▶ _EXERCISE OBJECTIVE_:
Line by line, copy the records below exactly.

▶ _PROVIDED RECORDS_:
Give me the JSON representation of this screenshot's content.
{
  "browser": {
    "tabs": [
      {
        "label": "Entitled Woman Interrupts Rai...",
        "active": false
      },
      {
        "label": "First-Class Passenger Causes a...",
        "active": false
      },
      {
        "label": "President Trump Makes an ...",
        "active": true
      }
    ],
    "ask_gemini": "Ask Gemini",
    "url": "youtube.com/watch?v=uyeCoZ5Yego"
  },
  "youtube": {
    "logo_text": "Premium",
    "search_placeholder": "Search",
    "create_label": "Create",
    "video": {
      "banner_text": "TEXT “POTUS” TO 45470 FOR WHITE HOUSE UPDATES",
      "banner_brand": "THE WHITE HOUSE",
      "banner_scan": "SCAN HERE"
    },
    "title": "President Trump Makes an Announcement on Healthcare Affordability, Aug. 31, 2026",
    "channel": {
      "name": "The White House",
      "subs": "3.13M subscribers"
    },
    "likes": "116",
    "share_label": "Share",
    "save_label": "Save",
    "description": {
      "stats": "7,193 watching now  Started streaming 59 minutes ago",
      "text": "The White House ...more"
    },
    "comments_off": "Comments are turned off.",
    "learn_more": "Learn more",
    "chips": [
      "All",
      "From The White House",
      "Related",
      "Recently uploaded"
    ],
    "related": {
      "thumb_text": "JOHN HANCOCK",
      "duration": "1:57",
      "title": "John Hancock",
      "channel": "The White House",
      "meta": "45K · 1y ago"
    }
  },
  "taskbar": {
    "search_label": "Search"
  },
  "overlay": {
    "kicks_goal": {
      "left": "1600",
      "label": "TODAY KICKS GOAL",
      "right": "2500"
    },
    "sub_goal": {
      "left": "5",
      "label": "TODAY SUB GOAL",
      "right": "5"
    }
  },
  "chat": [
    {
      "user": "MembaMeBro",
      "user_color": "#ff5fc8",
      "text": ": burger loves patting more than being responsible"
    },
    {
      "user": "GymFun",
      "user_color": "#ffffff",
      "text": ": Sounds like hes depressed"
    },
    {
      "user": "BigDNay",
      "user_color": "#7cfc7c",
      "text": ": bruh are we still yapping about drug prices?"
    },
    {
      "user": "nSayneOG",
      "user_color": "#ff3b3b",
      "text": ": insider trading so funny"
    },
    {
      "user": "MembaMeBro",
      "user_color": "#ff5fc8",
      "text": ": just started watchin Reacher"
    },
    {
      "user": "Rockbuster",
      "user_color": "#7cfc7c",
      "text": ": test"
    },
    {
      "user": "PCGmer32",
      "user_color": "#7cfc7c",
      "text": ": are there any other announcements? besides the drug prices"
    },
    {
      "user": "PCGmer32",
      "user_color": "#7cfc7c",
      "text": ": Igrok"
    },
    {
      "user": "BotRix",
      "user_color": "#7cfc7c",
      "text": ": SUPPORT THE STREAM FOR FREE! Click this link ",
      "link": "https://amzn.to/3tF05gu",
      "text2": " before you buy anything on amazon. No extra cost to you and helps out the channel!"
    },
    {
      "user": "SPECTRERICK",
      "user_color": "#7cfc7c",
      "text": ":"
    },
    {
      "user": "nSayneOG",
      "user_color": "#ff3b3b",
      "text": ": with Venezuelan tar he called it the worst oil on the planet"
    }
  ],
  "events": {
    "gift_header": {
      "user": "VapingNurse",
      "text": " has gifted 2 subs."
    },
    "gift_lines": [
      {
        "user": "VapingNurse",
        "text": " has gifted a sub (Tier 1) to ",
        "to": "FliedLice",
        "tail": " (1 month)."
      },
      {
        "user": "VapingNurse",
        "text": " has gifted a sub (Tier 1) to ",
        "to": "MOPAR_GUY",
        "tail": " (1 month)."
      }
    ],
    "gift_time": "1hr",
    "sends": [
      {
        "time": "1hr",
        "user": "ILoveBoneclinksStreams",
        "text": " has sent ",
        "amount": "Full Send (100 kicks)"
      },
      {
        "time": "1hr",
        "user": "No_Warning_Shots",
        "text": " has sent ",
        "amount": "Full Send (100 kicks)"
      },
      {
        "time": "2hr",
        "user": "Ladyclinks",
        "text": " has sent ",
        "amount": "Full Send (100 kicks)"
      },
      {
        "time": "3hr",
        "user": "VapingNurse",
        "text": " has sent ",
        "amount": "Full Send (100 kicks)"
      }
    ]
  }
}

▶ _EXERCISE ANSWER_:
Give me the JSON representation of this screenshot's content.
{
  "browser": {
    "tabs": [
      {
        "label": "Entitled Woman Interrupts Rai...",
        "active": false
      },
      {
        "label": "First-Class Passenger Causes a...",
        "active": false
      },
      {
        "label": "President Trump Makes an ...",
        "active": true
      }
    ],
    "ask_gemini": "Ask Gemini",
    "url": "youtube.com/watch?v=uyeCoZ5Yego"
  },
  "youtube": {
    "logo_text": "Premium",
    "search_placeholder": "Search",
    "create_label": "Create",
    "video": {
      "banner_text": "TEXT “POTUS” TO 45470 FOR WHITE HOUSE UPDATES",
      "banner_brand": "THE WHITE HOUSE",
      "banner_scan": "SCAN HERE"
    },
    "title": "President Trump Makes an Announcement on Healthcare Affordability, Aug. 31, 2026",
    "channel": {
      "name": "The White House",
      "subs": "3.13M subscribers"
    },
    "likes": "116",
    "share_label": "Share",
    "save_label": "Save",
    "description": {
      "stats": "7,193 watching now  Started streaming 59 minutes ago",
      "text": "The White House ...more"
    },
    "comments_off": "Comments are turned off.",
    "learn_more": "Learn more",
    "chips": [
      "All",
      "From The White House",
      "Related",
      "Recently uploaded"
    ],
    "related": {
      "thumb_text": "JOHN HANCOCK",
      "duration": "1:57",
      "title": "John Hancock",
      "channel": "The White House",
      "meta": "45K · 1y ago"
    }
  },
  "taskbar": {
    "search_label": "Search"
  },
  "overlay": {
    "kicks_goal": {
      "left": "1600",
      "label": "TODAY KICKS GOAL",
      "right": "2500"
    },
    "sub_goal": {
      "left": "5",
      "label": "TODAY SUB GOAL",
      "right": "5"
    }
  },
  "chat": [
    {
      "user": "MembaMeBro",
      "user_color": "#ff5fc8",
      "text": ": burger loves patting more than being responsible"
    },
    {
      "user": "GymFun",
      "user_color": "#ffffff",
      "text": ": Sounds like hes depressed"
    },
    {
      "user": "BigDNay",
      "user_color": "#7cfc7c",
      "text": ": bruh are we still yapping about drug prices?"
    },
    {
      "user": "nSayneOG",
      "user_color": "#ff3b3b",
      "text": ": insider trading so funny"
    },
    {
      "user": "MembaMeBro",
      "user_color": "#ff5fc8",
      "text": ": just started watchin Reacher"
    },
    {
      "user": "Rockbuster",
      "user_color": "#7cfc7c",
      "text": ": test"
    },
    {
      "user": "PCGmer32",
      "user_color": "#7cfc7c",
      "text": ": are there any other announcements? besides the drug prices"
    },
    {
      "user": "PCGmer32",
      "user_color": "#7cfc7c",
      "text": ": Igrok"
    },
    {
      "user": "BotRix",
      "user_color": "#7cfc7c",
      "text": ": SUPPORT THE STREAM FOR FREE! Click this link ",
      "link": "https://amzn.to/3tF05gu",
      "text2": " before you buy anything on amazon. No extra cost to you and helps out the channel!"
    },
    {
      "user": "SPECTRERICK",
      "user_color": "#7cfc7c",
      "text": ":"
    },
    {
      "user": "nSayneOG",
      "user_color": "#ff3b3b",
      "text": ": with Venezuelan tar he called it the worst oil on the planet"
    }
  ],
  "events": {
    "gift_header": {
      "user": "VapingNurse",
      "text": " has gifted 2 subs."
    },
    "gift_lines": [
      {
        "user": "VapingNurse",
        "text": " has gifted a sub (Tier 1) to ",
        "to": "FliedLice",
        "tail": " (1 month)."
      },
      {
        "user": "VapingNurse",
        "text": " has gifted a sub (Tier 1) to ",
        "to": "MOPAR_GUY",
        "tail": " (1 month)."
      }
    ],
    "gift_time": "1hr",
    "sends": [
      {
        "time": "1hr",
        "user": "ILoveBoneclinksStreams",
        "text": " has sent ",
        "amount": "Full Send (100 kicks)"
      },
      {
        "time": "1hr",
        "user": "No_Warning_Shots",
        "text": " has sent ",
        "amount": "Full Send (100 kicks)"
      },
      {
        "time": "2hr",
        "user": "Ladyclinks",
        "text": " has sent ",
        "amount": "Full Send (100 kicks)"
      },
      {
        "time": "3hr",
        "user": "VapingNurse",
        "text": " has sent ",
        "amount": "Full Send (100 kicks)"
      }
    ]
  }
}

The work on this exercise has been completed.